CHANCELLOR OF THE EXCHEQUER:
Difficult Year, Promising Decade Press Release
The Chancellor, John Major, speaking today at the inaugural annual lunch of the Association of British Chambers of Commerce expressed his hope for a cordial and productive relationship with the Association. He went on;
“You are an important representative voice for business in Britain today, and I can assure you that the Government will pay a great deal of attention to your views”
The main priority is to get on top of inflation. That requires tight monetary and fiscal policies which would inevitably have an impact on business. But it was reassuring that investment was holding up well and the regional pattern of the slowdown was most pronounced in those areas where excess demand had been most evident.
“I do not myself believe that a recession is likely or necessary; although in the complex international economy of today no one can ever be certain of that.
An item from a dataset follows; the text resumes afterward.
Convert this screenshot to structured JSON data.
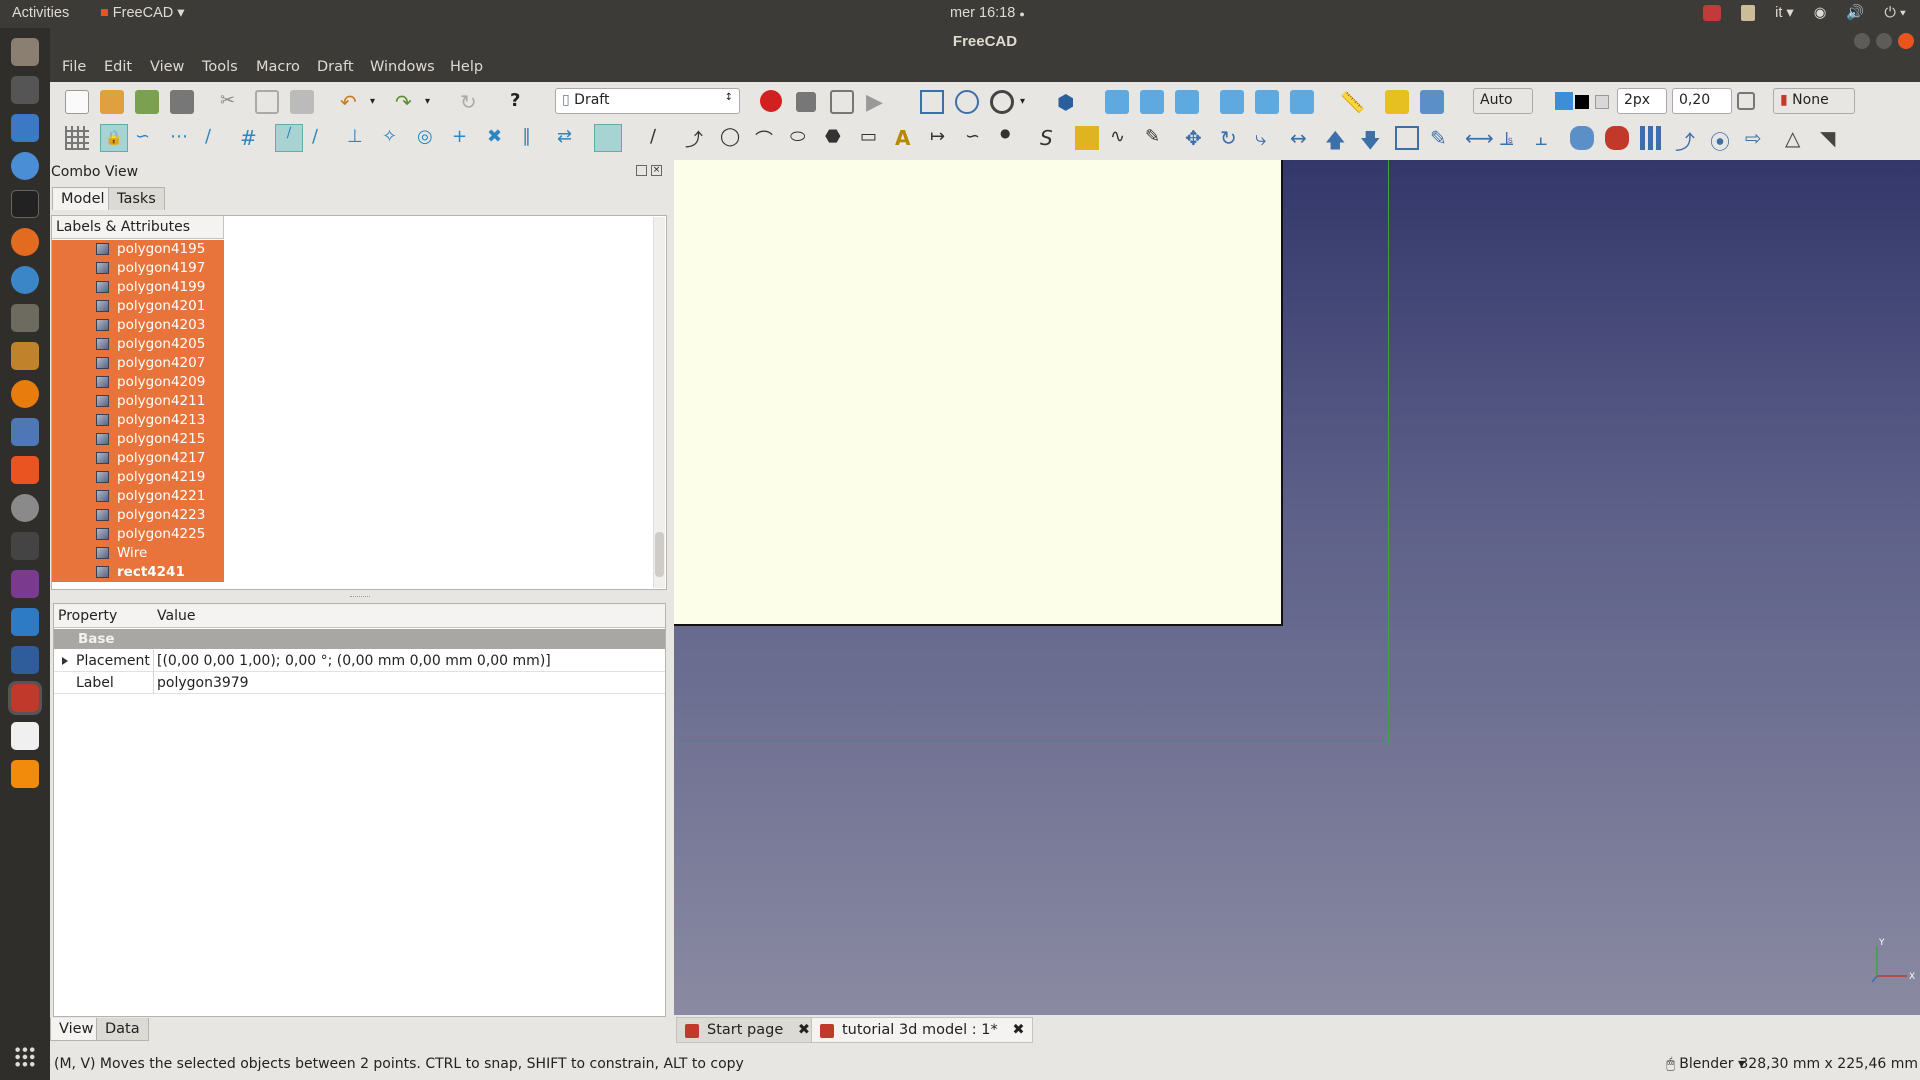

What gives me confidence about the long term is the underlying health and strength of British business. That is considerable”.
He noted particular cultural changes that are likely to be long-
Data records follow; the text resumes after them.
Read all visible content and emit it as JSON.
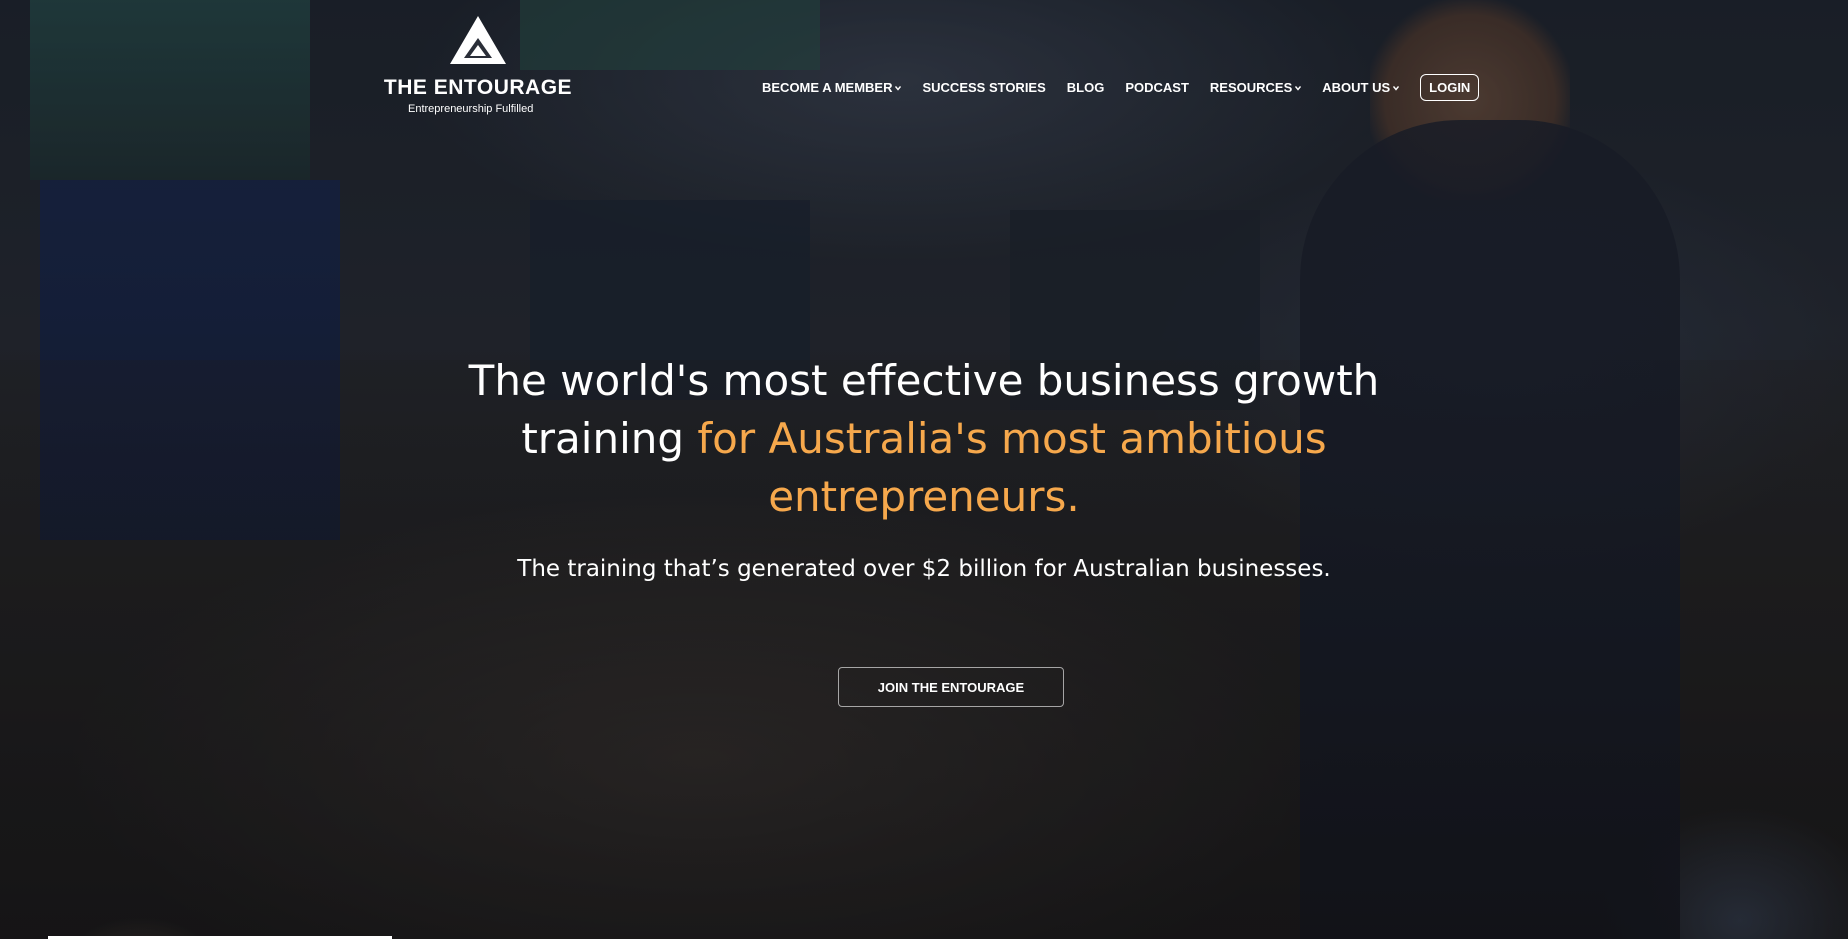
{
  "header": {
    "logo": {
      "name": "THE ENTOURAGE",
      "tagline": "Entrepreneurship Fulfilled",
      "icon": "triangle-logo-icon"
    },
    "nav": {
      "become_member": "BECOME A MEMBER",
      "success_stories": "SUCCESS STORIES",
      "blog": "BLOG",
      "podcast": "PODCAST",
      "resources": "RESOURCES",
      "about_us": "ABOUT US",
      "login": "LOGIN"
    }
  },
  "hero": {
    "headline_part1": "The world's most effective business growth training",
    "headline_accent": "for Australia's most ambitious entrepreneurs.",
    "subheadline": "The training that’s generated over $2 billion for Australian businesses.",
    "cta": "JOIN THE ENTOURAGE",
    "background": "conference-audience-photo"
  },
  "colors": {
    "accent": "#f6a84c",
    "text": "#ffffff"
  }
}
“Greater worker involvement in industry has also contributed to a real erosion of the ‘them and us’ divide which for so long bedevilled British industry. The truth is, there has been a culture change. It was long overdue, and it is happening -
“And the signs are that this culture is becoming entrenched. As young people see that starting their own business really is an option, more and more of them envisage doing so themselves in the future”.
Looking to the future, the Chancellor stressed that;
“Next year will be difficult, but the next decade is full of promise”.
“I hope British industry will gather the confidence to regain the markets we have lost and to attack the markets we have not yet conquered.”
“... the underlying state of British industry is one of rude health. It is productive and well equipped; and it faces unparalleled new business opportunities. In the last few years, British industry has demonstrated a greatly improved supply response to rising living standards and rising demand at home. Now is the time to go out and look for business elsewhere, to maintain profits and output and jobs. It is not a time for passive gloom. It is a time for active marketing -